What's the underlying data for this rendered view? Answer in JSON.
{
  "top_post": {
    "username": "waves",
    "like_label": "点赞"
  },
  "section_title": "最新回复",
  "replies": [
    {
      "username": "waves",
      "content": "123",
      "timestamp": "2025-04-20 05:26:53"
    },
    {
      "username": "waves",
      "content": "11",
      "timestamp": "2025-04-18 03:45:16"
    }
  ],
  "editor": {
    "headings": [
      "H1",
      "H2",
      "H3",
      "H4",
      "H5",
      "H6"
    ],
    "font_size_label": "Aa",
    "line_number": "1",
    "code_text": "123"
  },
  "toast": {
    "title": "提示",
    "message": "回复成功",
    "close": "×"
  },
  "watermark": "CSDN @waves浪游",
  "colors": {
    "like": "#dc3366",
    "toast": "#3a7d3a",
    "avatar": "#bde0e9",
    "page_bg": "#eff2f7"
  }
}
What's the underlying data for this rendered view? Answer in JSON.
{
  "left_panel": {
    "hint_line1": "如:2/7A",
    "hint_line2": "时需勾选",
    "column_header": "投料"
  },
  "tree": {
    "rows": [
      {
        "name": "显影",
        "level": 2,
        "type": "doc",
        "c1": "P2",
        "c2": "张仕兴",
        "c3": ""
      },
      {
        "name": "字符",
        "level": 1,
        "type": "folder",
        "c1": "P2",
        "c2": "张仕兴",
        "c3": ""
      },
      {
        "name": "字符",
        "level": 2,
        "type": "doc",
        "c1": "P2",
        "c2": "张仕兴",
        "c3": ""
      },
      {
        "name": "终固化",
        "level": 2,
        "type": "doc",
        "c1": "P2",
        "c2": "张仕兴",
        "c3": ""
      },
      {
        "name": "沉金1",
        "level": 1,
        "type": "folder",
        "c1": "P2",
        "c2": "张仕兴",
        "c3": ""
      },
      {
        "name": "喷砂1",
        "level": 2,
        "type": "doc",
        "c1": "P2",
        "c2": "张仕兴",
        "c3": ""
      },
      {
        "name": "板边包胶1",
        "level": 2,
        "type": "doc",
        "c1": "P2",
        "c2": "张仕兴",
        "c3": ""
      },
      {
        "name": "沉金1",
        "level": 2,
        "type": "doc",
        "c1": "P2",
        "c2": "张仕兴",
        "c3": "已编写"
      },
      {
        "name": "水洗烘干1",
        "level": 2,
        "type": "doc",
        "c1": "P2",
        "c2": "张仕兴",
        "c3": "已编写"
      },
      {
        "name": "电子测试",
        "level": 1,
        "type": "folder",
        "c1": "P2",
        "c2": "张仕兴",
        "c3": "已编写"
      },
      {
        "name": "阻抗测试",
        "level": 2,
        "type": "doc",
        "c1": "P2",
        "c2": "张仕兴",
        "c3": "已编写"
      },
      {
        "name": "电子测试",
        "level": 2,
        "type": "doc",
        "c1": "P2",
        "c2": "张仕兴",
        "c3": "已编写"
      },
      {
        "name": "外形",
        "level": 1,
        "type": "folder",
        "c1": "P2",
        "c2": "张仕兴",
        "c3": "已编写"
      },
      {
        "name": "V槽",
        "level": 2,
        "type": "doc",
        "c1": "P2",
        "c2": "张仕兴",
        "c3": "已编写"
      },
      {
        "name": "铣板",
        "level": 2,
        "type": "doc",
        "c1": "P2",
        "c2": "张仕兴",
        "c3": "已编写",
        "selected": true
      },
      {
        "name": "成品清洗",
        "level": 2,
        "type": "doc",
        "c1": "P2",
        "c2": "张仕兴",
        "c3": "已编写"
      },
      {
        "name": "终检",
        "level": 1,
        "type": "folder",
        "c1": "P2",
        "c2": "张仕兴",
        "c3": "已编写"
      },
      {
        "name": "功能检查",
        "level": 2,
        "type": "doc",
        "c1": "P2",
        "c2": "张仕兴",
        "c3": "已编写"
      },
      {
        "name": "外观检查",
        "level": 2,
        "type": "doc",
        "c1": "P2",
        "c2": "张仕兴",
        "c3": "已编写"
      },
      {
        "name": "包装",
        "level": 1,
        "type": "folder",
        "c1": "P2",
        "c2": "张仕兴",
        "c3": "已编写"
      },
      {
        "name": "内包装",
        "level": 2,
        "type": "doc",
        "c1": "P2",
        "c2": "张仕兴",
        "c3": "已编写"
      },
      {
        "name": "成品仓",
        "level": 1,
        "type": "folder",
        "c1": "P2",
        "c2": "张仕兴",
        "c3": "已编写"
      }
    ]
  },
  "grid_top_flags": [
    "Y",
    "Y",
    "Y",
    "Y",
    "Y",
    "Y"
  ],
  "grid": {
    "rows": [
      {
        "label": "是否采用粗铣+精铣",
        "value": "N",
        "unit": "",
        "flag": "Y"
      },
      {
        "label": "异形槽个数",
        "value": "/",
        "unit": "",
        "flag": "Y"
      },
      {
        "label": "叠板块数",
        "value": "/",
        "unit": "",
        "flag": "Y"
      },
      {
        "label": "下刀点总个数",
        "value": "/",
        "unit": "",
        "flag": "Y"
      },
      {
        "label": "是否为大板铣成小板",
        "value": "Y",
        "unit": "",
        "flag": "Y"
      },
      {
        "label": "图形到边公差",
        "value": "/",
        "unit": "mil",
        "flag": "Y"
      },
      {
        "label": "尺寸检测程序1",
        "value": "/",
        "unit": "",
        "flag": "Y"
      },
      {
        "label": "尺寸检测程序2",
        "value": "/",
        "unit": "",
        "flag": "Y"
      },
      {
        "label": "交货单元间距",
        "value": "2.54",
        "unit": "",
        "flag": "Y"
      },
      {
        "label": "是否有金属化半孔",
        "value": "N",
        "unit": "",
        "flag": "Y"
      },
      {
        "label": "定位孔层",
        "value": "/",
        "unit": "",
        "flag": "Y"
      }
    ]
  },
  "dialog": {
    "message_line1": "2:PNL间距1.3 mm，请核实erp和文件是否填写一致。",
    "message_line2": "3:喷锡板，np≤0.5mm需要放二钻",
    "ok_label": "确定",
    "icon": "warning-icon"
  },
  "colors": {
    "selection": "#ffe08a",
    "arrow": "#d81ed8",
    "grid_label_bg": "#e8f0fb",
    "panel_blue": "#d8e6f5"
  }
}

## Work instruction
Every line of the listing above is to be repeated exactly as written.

## Response to this task
What's the underlying data for this rendered view? Answer in JSON.
{
  "top_post": {
    "username": "waves",
    "like_label": "点赞"
  },
  "section_title": "最新回复",
  "replies": [
    {
      "username": "waves",
      "content": "123",
      "timestamp": "2025-04-20 05:26:53"
    },
    {
      "username": "waves",
      "content": "11",
      "timestamp": "2025-04-18 03:45:16"
    }
  ],
  "editor": {
    "headings": [
      "H1",
      "H2",
      "H3",
      "H4",
      "H5",
      "H6"
    ],
    "font_size_label": "Aa",
    "line_number": "1",
    "code_text": "123"
  },
  "toast": {
    "title": "提示",
    "message": "回复成功",
    "close": "×"
  },
  "watermark": "CSDN @waves浪游",
  "colors": {
    "like": "#dc3366",
    "toast": "#3a7d3a",
    "avatar": "#bde0e9",
    "page_bg": "#eff2f7"
  }
}
What's the underlying data for this rendered view? Answer in JSON.
{
  "left_panel": {
    "hint_line1": "如:2/7A",
    "hint_line2": "时需勾选",
    "column_header": "投料"
  },
  "tree": {
    "rows": [
      {
        "name": "显影",
        "level": 2,
        "type": "doc",
        "c1": "P2",
        "c2": "张仕兴",
        "c3": ""
      },
      {
        "name": "字符",
        "level": 1,
        "type": "folder",
        "c1": "P2",
        "c2": "张仕兴",
        "c3": ""
      },
      {
        "name": "字符",
        "level": 2,
        "type": "doc",
        "c1": "P2",
        "c2": "张仕兴",
        "c3": ""
      },
      {
        "name": "终固化",
        "level": 2,
        "type": "doc",
        "c1": "P2",
        "c2": "张仕兴",
        "c3": ""
      },
      {
        "name": "沉金1",
        "level": 1,
        "type": "folder",
        "c1": "P2",
        "c2": "张仕兴",
        "c3": ""
      },
      {
        "name": "喷砂1",
        "level": 2,
        "type": "doc",
        "c1": "P2",
        "c2": "张仕兴",
        "c3": ""
      },
      {
        "name": "板边包胶1",
        "level": 2,
        "type": "doc",
        "c1": "P2",
        "c2": "张仕兴",
        "c3": ""
      },
      {
        "name": "沉金1",
        "level": 2,
        "type": "doc",
        "c1": "P2",
        "c2": "张仕兴",
        "c3": "已编写"
      },
      {
        "name": "水洗烘干1",
        "level": 2,
        "type": "doc",
        "c1": "P2",
        "c2": "张仕兴",
        "c3": "已编写"
      },
      {
        "name": "电子测试",
        "level": 1,
        "type": "folder",
        "c1": "P2",
        "c2": "张仕兴",
        "c3": "已编写"
      },
      {
        "name": "阻抗测试",
        "level": 2,
        "type": "doc",
        "c1": "P2",
        "c2": "张仕兴",
        "c3": "已编写"
      },
      {
        "name": "电子测试",
        "level": 2,
        "type": "doc",
        "c1": "P2",
        "c2": "张仕兴",
        "c3": "已编写"
      },
      {
        "name": "外形",
        "level": 1,
        "type": "folder",
        "c1": "P2",
        "c2": "张仕兴",
        "c3": "已编写"
      },
      {
        "name": "V槽",
        "level": 2,
        "type": "doc",
        "c1": "P2",
        "c2": "张仕兴",
        "c3": "已编写"
      },
      {
        "name": "铣板",
        "level": 2,
        "type": "doc",
        "c1": "P2",
        "c2": "张仕兴",
        "c3": "已编写",
        "selected": true
      },
      {
        "name": "成品清洗",
        "level": 2,
        "type": "doc",
        "c1": "P2",
        "c2": "张仕兴",
        "c3": "已编写"
      },
      {
        "name": "终检",
        "level": 1,
        "type": "folder",
        "c1": "P2",
        "c2": "张仕兴",
        "c3": "已编写"
      },
      {
        "name": "功能检查",
        "level": 2,
        "type": "doc",
        "c1": "P2",
        "c2": "张仕兴",
        "c3": "已编写"
      },
      {
        "name": "外观检查",
        "level": 2,
        "type": "doc",
        "c1": "P2",
        "c2": "张仕兴",
        "c3": "已编写"
      },
      {
        "name": "包装",
        "level": 1,
        "type": "folder",
        "c1": "P2",
        "c2": "张仕兴",
        "c3": "已编写"
      },
      {
        "name": "内包装",
        "level": 2,
        "type": "doc",
        "c1": "P2",
        "c2": "张仕兴",
        "c3": "已编写"
      },
      {
        "name": "成品仓",
        "level": 1,
        "type": "folder",
        "c1": "P2",
        "c2": "张仕兴",
        "c3": "已编写"
      }
    ]
  },
  "grid_top_flags": [
    "Y",
    "Y",
    "Y",
    "Y",
    "Y",
    "Y"
  ],
  "grid": {
    "rows": [
      {
        "label": "是否采用粗铣+精铣",
        "value": "N",
        "unit": "",
        "flag": "Y"
      },
      {
        "label": "异形槽个数",
        "value": "/",
        "unit": "",
        "flag": "Y"
      },
      {
        "label": "叠板块数",
        "value": "/",
        "unit": "",
        "flag": "Y"
      },
      {
        "label": "下刀点总个数",
        "value": "/",
        "unit": "",
        "flag": "Y"
      },
      {
        "label": "是否为大板铣成小板",
        "value": "Y",
        "unit": "",
        "flag": "Y"
      },
      {
        "label": "图形到边公差",
        "value": "/",
        "unit": "mil",
        "flag": "Y"
      },
      {
        "label": "尺寸检测程序1",
        "value": "/",
        "unit": "",
        "flag": "Y"
      },
      {
        "label": "尺寸检测程序2",
        "value": "/",
        "unit": "",
        "flag": "Y"
      },
      {
        "label": "交货单元间距",
        "value": "2.54",
        "unit": "",
        "flag": "Y"
      },
      {
        "label": "是否有金属化半孔",
        "value": "N",
        "unit": "",
        "flag": "Y"
      },
      {
        "label": "定位孔层",
        "value": "/",
        "unit": "",
        "flag": "Y"
      }
    ]
  },
  "dialog": {
    "message_line1": "2:PNL间距1.3 mm，请核实erp和文件是否填写一致。",
    "message_line2": "3:喷锡板，np≤0.5mm需要放二钻",
    "ok_label": "确定",
    "icon": "warning-icon"
  },
  "colors": {
    "selection": "#ffe08a",
    "arrow": "#d81ed8",
    "grid_label_bg": "#e8f0fb",
    "panel_blue": "#d8e6f5"
  }
}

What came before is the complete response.